Beneficial effects of Korean red ginseng on lymphocyte DNA damage, antioxidant enzyme activity, and LDL oxidation in healthy participants: a randomized, double-blind, placebo-controlled trial
- Equal contributors
1 Department of Culinary Nutrition, Woosong University, Daejeon, Korea
2 Division of Metabolic Diseases, Center for Biomedical Science, Korea National Institute of Health, Chungbuk, Korea
3 Department of Food and Nutrition, Research Laboratory for Clinical Nutrigenetics/Nutrigenomics, Yonsei University, Seoul, Korea
4 Department of Food Science and Nutrition, Dong-A University, Busan, Korea
5 Department of Food and Nutrition, Brain Korea 21 Project, College of Human Ecology, Yonsei University, Seoul, Korea
6 Department of Food and Nutrition, Yonsei University, 134 Shinchon-Dong, Sudaemun-Gu, Seoul, 120-749, Korea
Citation and License
Nutrition Journal 2012, 11:47 doi:10.1186/1475-2891-11-47Published: 17 July 2012
The reported health benefits of Korean red ginseng (KRG) include antioxidant, antitumor, antimutagenic, and immunomodulatory activities; however, the effects on oxidative stress have not yet been evaluated. Therefore, we assessed the effect of KRG on antioxidant enzymes and oxidative stress markers in humans.

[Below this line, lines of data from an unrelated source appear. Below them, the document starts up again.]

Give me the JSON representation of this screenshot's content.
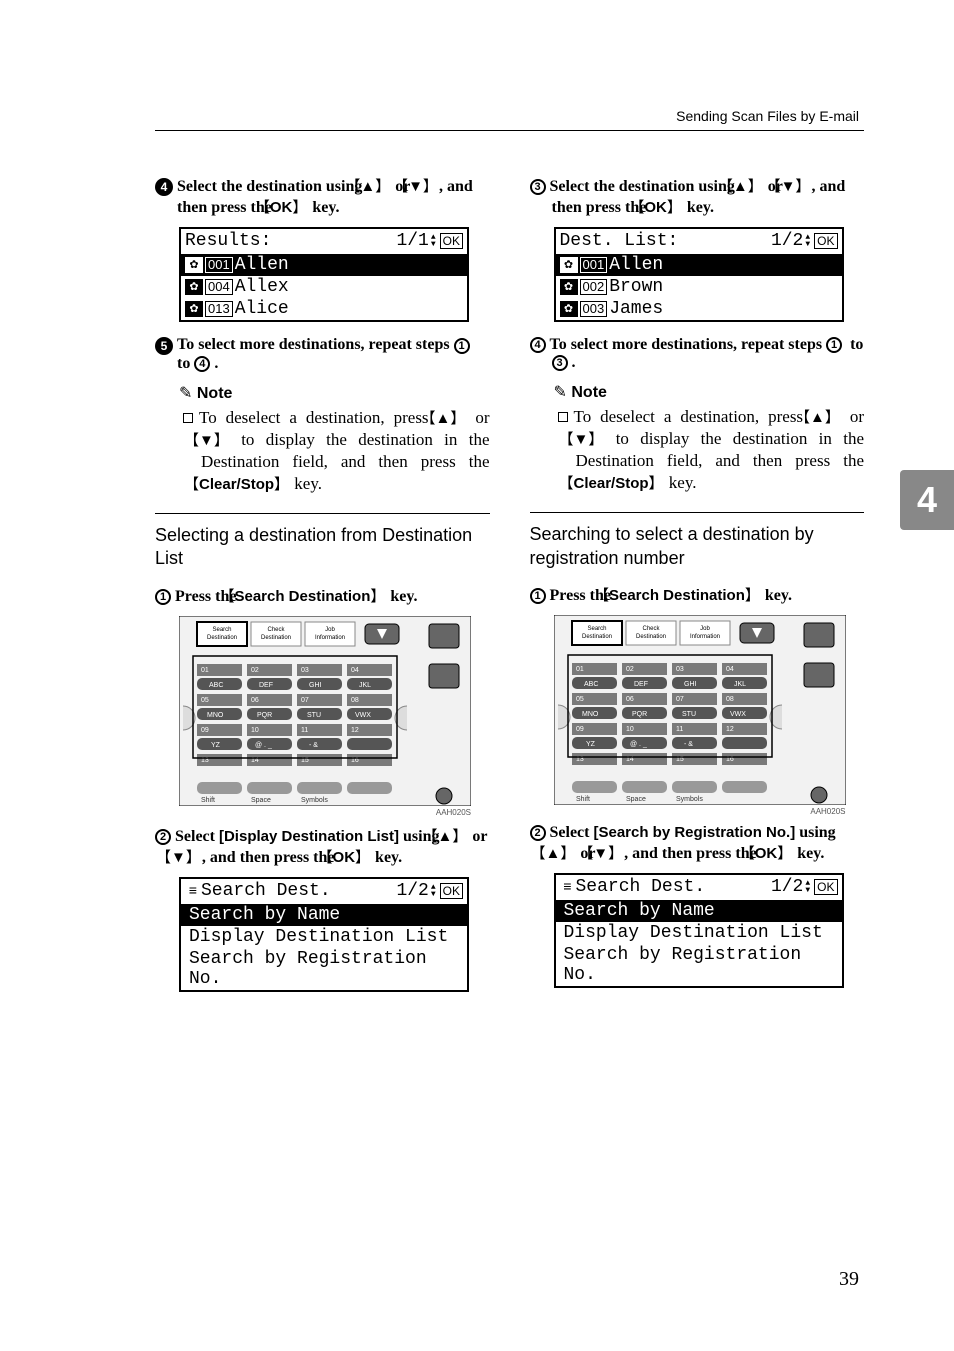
{
  "header": {
    "breadcrumb": "Sending Scan Files by E-mail"
  },
  "side_tab": "4",
  "page_number": "39",
  "left": {
    "step4": {
      "num": "4",
      "text1": "Select the destination using ",
      "key_up": "▲",
      "or": " or ",
      "key_down": "▼",
      "text2": ", and then press the ",
      "key_ok": "OK",
      "text3": " key."
    },
    "lcd1": {
      "title": "Results:",
      "page": "1/1",
      "ok": "OK",
      "rows": [
        {
          "code": "001",
          "name": "Allen",
          "selected": true
        },
        {
          "code": "004",
          "name": "Allex",
          "selected": false
        },
        {
          "code": "013",
          "name": "Alice",
          "selected": false
        }
      ]
    },
    "step5": {
      "num": "5",
      "text1": "To select more destinations, repeat steps ",
      "ref1": "1",
      "to": " to ",
      "ref2": "4",
      "period": "."
    },
    "note1": {
      "heading": "Note",
      "body1": "To deselect a destination, press ",
      "key_up": "▲",
      "or": " or ",
      "key_down": "▼",
      "body2": " to display the destination in the Destination field, and then press the ",
      "key_clear": "Clear/Stop",
      "body3": " key."
    },
    "section_title": "Selecting a destination from Destination List",
    "step1b": {
      "num": "1",
      "text1": "Press the ",
      "key_sd": "Search Destination",
      "text2": " key."
    },
    "panel_caption": "AAH020S",
    "panel_top_buttons": [
      "Search\nDestination",
      "Check\nDestination",
      "Job\nInformation"
    ],
    "panel_key_labels": [
      [
        "01",
        "02",
        "03",
        "04"
      ],
      [
        "ABC",
        "DEF",
        "GHI",
        "JKL"
      ],
      [
        "05",
        "06",
        "07",
        "08"
      ],
      [
        "MNO",
        "PQR",
        "STU",
        "VWX"
      ],
      [
        "09",
        "10",
        "11",
        "12"
      ],
      [
        "YZ",
        "@ . _",
        "- &",
        ""
      ],
      [
        "13",
        "14",
        "15",
        "16"
      ],
      [
        "Shift",
        "Space",
        "Symbols",
        ""
      ]
    ],
    "step2b": {
      "num": "2",
      "text1": "Select ",
      "label": "[Display Destination List]",
      "text2": " using ",
      "key_up": "▲",
      "or": " or ",
      "key_down": "▼",
      "text3": ", and then press the ",
      "key_ok": "OK",
      "text4": " key."
    },
    "lcd2": {
      "title": "Search Dest.",
      "page": "1/2",
      "ok": "OK",
      "rows": [
        "Search by Name",
        "Display Destination List",
        "Search by Registration No."
      ],
      "selected_index": 0,
      "title_icon": "≡"
    }
  },
  "right": {
    "step3": {
      "num": "3",
      "text1": "Select the destination using ",
      "key_up": "▲",
      "or": " or ",
      "key_down": "▼",
      "text2": ", and then press the ",
      "key_ok": "OK",
      "text3": " key."
    },
    "lcd1": {
      "title": "Dest. List:",
      "page": "1/2",
      "ok": "OK",
      "rows": [
        {
          "code": "001",
          "name": "Allen",
          "selected": true
        },
        {
          "code": "002",
          "name": "Brown",
          "selected": false
        },
        {
          "code": "003",
          "name": "James",
          "selected": false
        }
      ]
    },
    "step4": {
      "num": "4",
      "text1": "To select more destinations, repeat steps ",
      "ref1": "1",
      "to": " to ",
      "ref2": "3",
      "period": "."
    },
    "note1": {
      "heading": "Note",
      "body1": "To deselect a destination, press ",
      "key_up": "▲",
      "or": " or ",
      "key_down": "▼",
      "body2": " to display the destination in the Destination field, and then press the ",
      "key_clear": "Clear/Stop",
      "body3": " key."
    },
    "section_title": "Searching to select a destination by registration number",
    "step1b": {
      "num": "1",
      "text1": "Press the ",
      "key_sd": "Search Destination",
      "text2": " key."
    },
    "panel_caption": "AAH020S",
    "step2b": {
      "num": "2",
      "text1": "Select ",
      "label": "[Search by Registration No.]",
      "text2": " using ",
      "key_up": "▲",
      "or": " or ",
      "key_down": "▼",
      "text3": ", and then press the ",
      "key_ok": "OK",
      "text4": " key."
    },
    "lcd2": {
      "title": "Search Dest.",
      "page": "1/2",
      "ok": "OK",
      "rows": [
        "Search by Name",
        "Display Destination List",
        "Search by Registration No."
      ],
      "selected_index": 0,
      "title_icon": "≡"
    }
  }
}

We conducted a randomized, double-blind, placebo-controlled study with three groups, including placebo, low-dose (3 g/day), and high-dose (6 g/day), which were randomly assigned to healthy subjects aged 20–65 years. Lymphocyte DNA damage, antioxidative enzyme activity, and lipid peroxidation were assessed before and after the 8-week supplementation.

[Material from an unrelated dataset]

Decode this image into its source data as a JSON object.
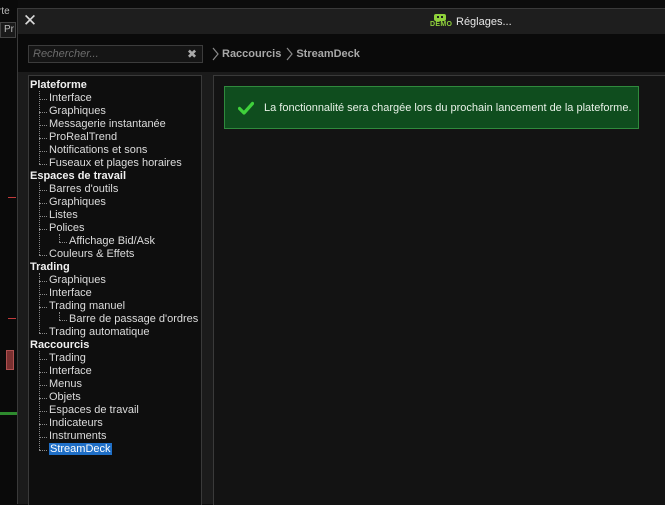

Fifty-seven subjects completed the protocol. Plasma superoxide dismutase (SOD) activity after the 8-week KRG supplementation was significantly higher in the low-and high-dose groups compared to baseline. Plasma glutathione peroxidase (GPx) and catalase activities were also increased after the high-dose supplementation. Furthermore, the DNA tail length and tail moment were significantly reduced after the supplementation (low-dose and high-dose), and plasma oxidized low-density lipoprotein (LDL) levels were reduced in low-dose and high-dose groups, but increased in the placebo group. The net changes in oxidized LDL after the supplementation differed significantly between both KRG supplementation groups and the placebo group. Net changes in GPx, SOD and catalase activities, and DNA tail length and tail moment were significantly different between the high-dose group and the placebo group. Additionally, the net changes in urinary 8-epi-PGF2α were significantly different between the KRG supplementation groups and the placebo group.
KRG supplementation may attenuate lymphocyte DNA damage and LDL oxidation by upregulating antioxidant enzyme activity.